About this exercise:
Scan the entries below. Report each line where the string "heading" occurs.

Component data from apps and pages:
• • • • •
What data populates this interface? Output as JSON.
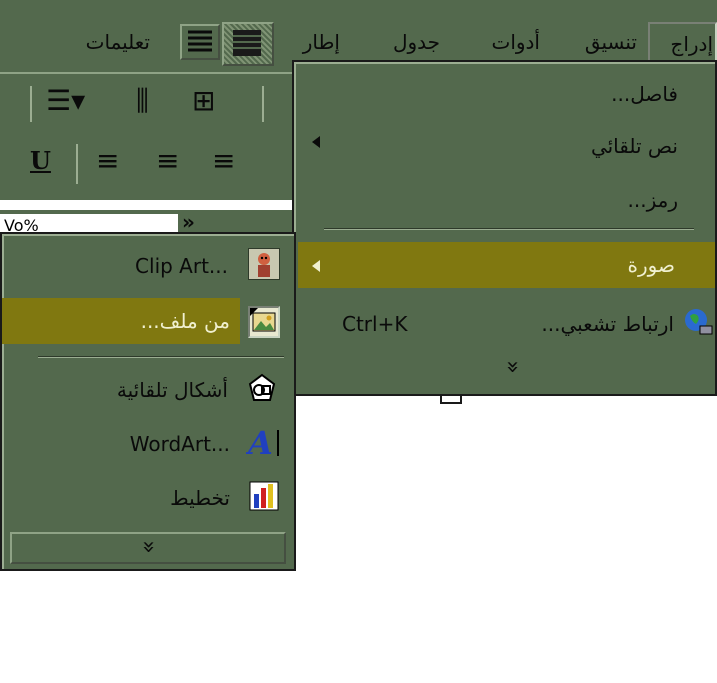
{
  "menubar": {
    "items": [
      "تعليمات",
      "إطار",
      "جدول",
      "أدوات",
      "تنسيق",
      "إدراج"
    ]
  },
  "toolbar": {
    "ruler_value": "Vo%"
  },
  "insert_menu": {
    "items": [
      {
        "label": "فاصل...",
        "shortcut": "",
        "submenu": false
      },
      {
        "label": "نص تلقائي",
        "shortcut": "",
        "submenu": true
      },
      {
        "label": "رمز...",
        "shortcut": "",
        "submenu": false
      },
      {
        "label": "صورة",
        "shortcut": "",
        "submenu": true,
        "highlighted": true
      },
      {
        "label": "ارتباط تشعبي...",
        "shortcut": "Ctrl+K",
        "submenu": false
      }
    ],
    "expand_glyph": "»"
  },
  "picture_menu": {
    "items": [
      {
        "label": "Clip Art...",
        "icon": "clipart-icon"
      },
      {
        "label": "من ملف...",
        "icon": "from-file-icon",
        "highlighted": true
      },
      {
        "label": "أشكال تلقائية",
        "icon": "autoshapes-icon"
      },
      {
        "label": "WordArt...",
        "icon": "wordart-icon"
      },
      {
        "label": "تخطيط",
        "icon": "chart-icon"
      }
    ],
    "expand_glyph": "»"
  },
  "colors": {
    "menu_bg": "#53694d",
    "highlight": "#807810",
    "highlight_text": "#f0f0d0"
  }
}
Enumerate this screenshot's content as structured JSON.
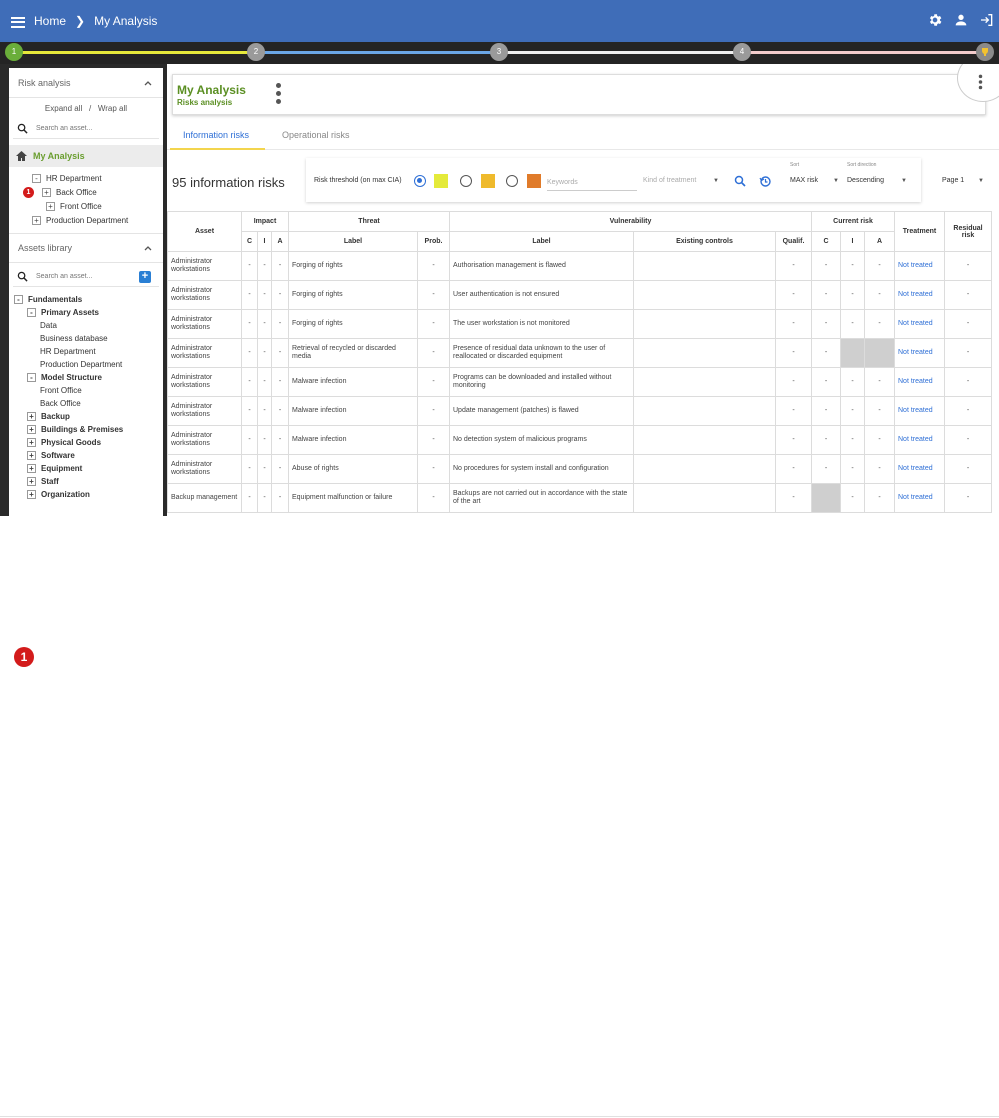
{
  "header": {
    "breadcrumb": [
      "Home",
      "My Analysis"
    ],
    "icons": [
      "settings-icon",
      "account-icon",
      "logout-icon"
    ]
  },
  "stepper": {
    "steps": [
      "1",
      "2",
      "3",
      "4",
      ""
    ],
    "colors": [
      "#e6e83a",
      "#6aa6e6",
      "#eeeeee",
      "#f3cccc"
    ]
  },
  "sidebar": {
    "risk_analysis_title": "Risk analysis",
    "expand_all": "Expand all",
    "separator": "/",
    "wrap_all": "Wrap all",
    "search_placeholder": "Search an asset...",
    "root": "My Analysis",
    "tree": [
      {
        "label": "HR Department",
        "toggle": "-"
      },
      {
        "label": "Back Office",
        "toggle": "+"
      },
      {
        "label": "Front Office",
        "toggle": "+"
      },
      {
        "label": "Production Department",
        "toggle": "+"
      }
    ],
    "badge": "1",
    "library_title": "Assets library",
    "library_search_placeholder": "Search an asset...",
    "library": [
      {
        "label": "Fundamentals",
        "toggle": "-",
        "bold": true
      },
      {
        "label": "Primary Assets",
        "toggle": "-",
        "bold": true
      },
      {
        "label": "Data"
      },
      {
        "label": "Business database"
      },
      {
        "label": "HR Department"
      },
      {
        "label": "Production Department"
      },
      {
        "label": "Model Structure",
        "toggle": "-",
        "bold": true
      },
      {
        "label": "Front Office"
      },
      {
        "label": "Back Office"
      },
      {
        "label": "Backup",
        "toggle": "+",
        "bold": true
      },
      {
        "label": "Buildings & Premises",
        "toggle": "+",
        "bold": true
      },
      {
        "label": "Physical Goods",
        "toggle": "+",
        "bold": true
      },
      {
        "label": "Software",
        "toggle": "+",
        "bold": true
      },
      {
        "label": "Equipment",
        "toggle": "+",
        "bold": true
      },
      {
        "label": "Staff",
        "toggle": "+",
        "bold": true
      },
      {
        "label": "Organization",
        "toggle": "+",
        "bold": true
      }
    ]
  },
  "main": {
    "title": "My Analysis",
    "subtitle": "Risks analysis",
    "tabs": [
      "Information risks",
      "Operational risks"
    ],
    "count_label": "95 information risks",
    "filters": {
      "threshold_label": "Risk threshold (on max CIA)",
      "swatch_colors": [
        "#e4ea3a",
        "#efba2c",
        "#e07b2a"
      ],
      "keywords_placeholder": "Keywords",
      "treatment_placeholder": "Kind of treatment",
      "sort_label": "Sort",
      "sort_value": "MAX risk",
      "direction_label": "Sort direction",
      "direction_value": "Descending",
      "page_value": "Page 1"
    },
    "table": {
      "group_headers": [
        "Asset",
        "Impact",
        "Threat",
        "Vulnerability",
        "Current risk",
        "Treatment",
        "Residual risk"
      ],
      "sub_headers": [
        "C",
        "I",
        "A",
        "Label",
        "Prob.",
        "Label",
        "Existing controls",
        "Qualif.",
        "C",
        "I",
        "A"
      ],
      "rows": [
        {
          "asset": "Administrator workstations",
          "c": "-",
          "i": "-",
          "a": "-",
          "threat": "Forging of rights",
          "prob": "-",
          "vuln": "Authorisation management is flawed",
          "controls": "",
          "qualif": "-",
          "rc": "-",
          "ri": "-",
          "ra": "-",
          "treatment": "Not treated",
          "residual": "-",
          "gray": []
        },
        {
          "asset": "Administrator workstations",
          "c": "-",
          "i": "-",
          "a": "-",
          "threat": "Forging of rights",
          "prob": "-",
          "vuln": "User authentication is not ensured",
          "controls": "",
          "qualif": "-",
          "rc": "-",
          "ri": "-",
          "ra": "-",
          "treatment": "Not treated",
          "residual": "-",
          "gray": []
        },
        {
          "asset": "Administrator workstations",
          "c": "-",
          "i": "-",
          "a": "-",
          "threat": "Forging of rights",
          "prob": "-",
          "vuln": "The user workstation is not monitored",
          "controls": "",
          "qualif": "-",
          "rc": "-",
          "ri": "-",
          "ra": "-",
          "treatment": "Not treated",
          "residual": "-",
          "gray": []
        },
        {
          "asset": "Administrator workstations",
          "c": "-",
          "i": "-",
          "a": "-",
          "threat": "Retrieval of recycled or discarded media",
          "prob": "-",
          "vuln": "Presence of residual data unknown to the user of reallocated or discarded equipment",
          "controls": "",
          "qualif": "-",
          "rc": "-",
          "ri": "",
          "ra": "",
          "treatment": "Not treated",
          "residual": "-",
          "gray": [
            "ri",
            "ra"
          ]
        },
        {
          "asset": "Administrator workstations",
          "c": "-",
          "i": "-",
          "a": "-",
          "threat": "Malware infection",
          "prob": "-",
          "vuln": "Programs can be downloaded and installed without monitoring",
          "controls": "",
          "qualif": "-",
          "rc": "-",
          "ri": "-",
          "ra": "-",
          "treatment": "Not treated",
          "residual": "-",
          "gray": []
        },
        {
          "asset": "Administrator workstations",
          "c": "-",
          "i": "-",
          "a": "-",
          "threat": "Malware infection",
          "prob": "-",
          "vuln": "Update management (patches) is flawed",
          "controls": "",
          "qualif": "-",
          "rc": "-",
          "ri": "-",
          "ra": "-",
          "treatment": "Not treated",
          "residual": "-",
          "gray": []
        },
        {
          "asset": "Administrator workstations",
          "c": "-",
          "i": "-",
          "a": "-",
          "threat": "Malware infection",
          "prob": "-",
          "vuln": "No detection system of malicious programs",
          "controls": "",
          "qualif": "-",
          "rc": "-",
          "ri": "-",
          "ra": "-",
          "treatment": "Not treated",
          "residual": "-",
          "gray": []
        },
        {
          "asset": "Administrator workstations",
          "c": "-",
          "i": "-",
          "a": "-",
          "threat": "Abuse of rights",
          "prob": "-",
          "vuln": "No procedures for system install and configuration",
          "controls": "",
          "qualif": "-",
          "rc": "-",
          "ri": "-",
          "ra": "-",
          "treatment": "Not treated",
          "residual": "-",
          "gray": []
        },
        {
          "asset": "Backup management",
          "c": "-",
          "i": "-",
          "a": "-",
          "threat": "Equipment malfunction or failure",
          "prob": "-",
          "vuln": "Backups are not carried out in accordance with the state of the art",
          "controls": "",
          "qualif": "-",
          "rc": "",
          "ri": "-",
          "ra": "-",
          "treatment": "Not treated",
          "residual": "-",
          "gray": [
            "rc"
          ]
        }
      ]
    }
  },
  "overlay": {
    "badge": "1"
  }
}
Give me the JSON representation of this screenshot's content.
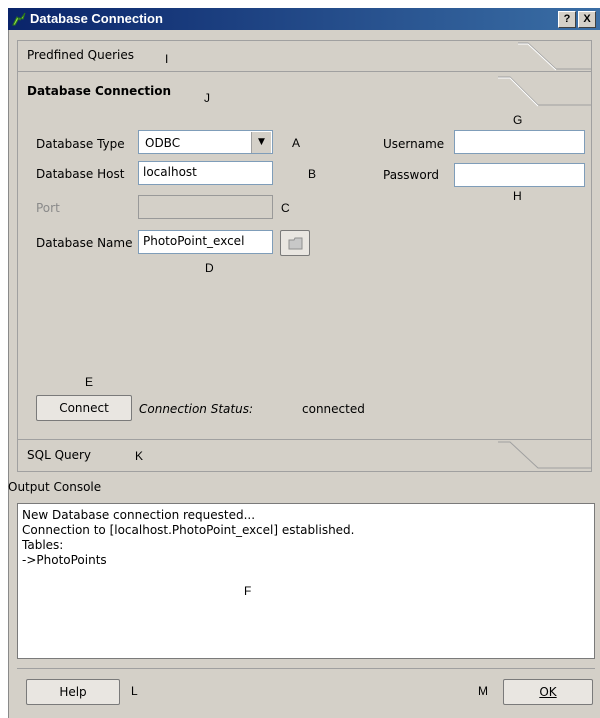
{
  "window": {
    "title": "Database Connection",
    "help_button": "?",
    "close_button": "X",
    "icon": "app-icon"
  },
  "tabs": {
    "predefined_queries": "Predfined Queries",
    "database_connection": "Database Connection",
    "sql_query": "SQL Query"
  },
  "form": {
    "database_type_label": "Database Type",
    "database_type_value": "ODBC",
    "database_host_label": "Database Host",
    "database_host_value": "localhost",
    "port_label": "Port",
    "port_value": "",
    "database_name_label": "Database Name",
    "database_name_value": "PhotoPoint_excel",
    "username_label": "Username",
    "username_value": "",
    "password_label": "Password",
    "password_value": ""
  },
  "connect": {
    "button_label": "Connect",
    "status_label": "Connection Status:",
    "status_value": "connected"
  },
  "console": {
    "label": "Output Console",
    "text": "New Database connection requested...\nConnection to [localhost.PhotoPoint_excel] established.\nTables:\n->PhotoPoints"
  },
  "footer": {
    "help_button": "Help",
    "ok_button": "OK"
  },
  "annotations": {
    "A": "A",
    "B": "B",
    "C": "C",
    "D": "D",
    "E": "E",
    "F": "F",
    "G": "G",
    "H": "H",
    "I": "I",
    "J": "J",
    "K": "K",
    "L": "L",
    "M": "M"
  },
  "colors": {
    "title_start": "#0a246a",
    "title_end": "#3a6ea5",
    "dialog_bg": "#d4d0c8"
  }
}
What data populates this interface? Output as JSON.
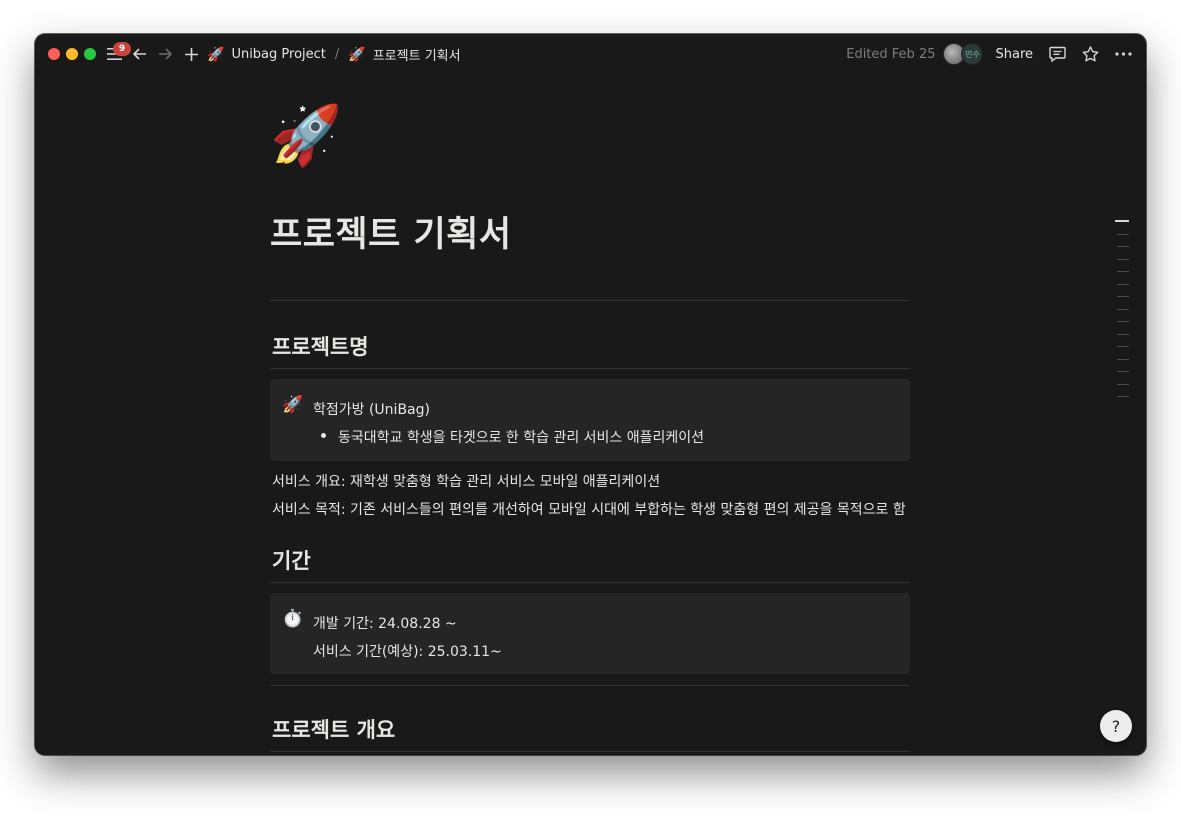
{
  "topbar": {
    "notification_count": "9",
    "breadcrumb": [
      {
        "label": "Unibag Project"
      },
      {
        "label": "프로젝트 기획서"
      }
    ],
    "breadcrumb_separator": "/",
    "edited": "Edited Feb 25",
    "avatar_initials": "민수",
    "share_label": "Share",
    "more_label": "···"
  },
  "page": {
    "icon": "🚀",
    "title": "프로젝트 기획서",
    "sections": [
      {
        "heading": "프로젝트명",
        "callout": {
          "icon": "🚀",
          "title": "학점가방 (UniBag)",
          "bullet": "동국대학교 학생을 타겟으로 한 학습 관리 서비스 애플리케이션"
        },
        "paragraphs": [
          "서비스 개요: 재학생 맞춤형 학습 관리 서비스 모바일 애플리케이션",
          "서비스 목적: 기존 서비스들의 편의를 개선하여 모바일 시대에 부합하는 학생 맞춤형 편의 제공을 목적으로 함"
        ]
      },
      {
        "heading": "기간",
        "callout": {
          "icon": "⏱️",
          "lines": [
            "개발 기간: 24.08.28 ~",
            "서비스 기간(예상): 25.03.11~"
          ]
        }
      },
      {
        "heading": "프로젝트 개요"
      }
    ]
  },
  "help_icon_glyph": "?",
  "colors": {
    "background": "#191919",
    "callout_bg": "#252525",
    "text": "#e6e6e5",
    "muted": "#7d7d7d",
    "badge": "#c9453c"
  }
}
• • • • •
Response area:
        "heading": "프로젝트명",
        "heading": "기간",
        "heading": "프로젝트 개요"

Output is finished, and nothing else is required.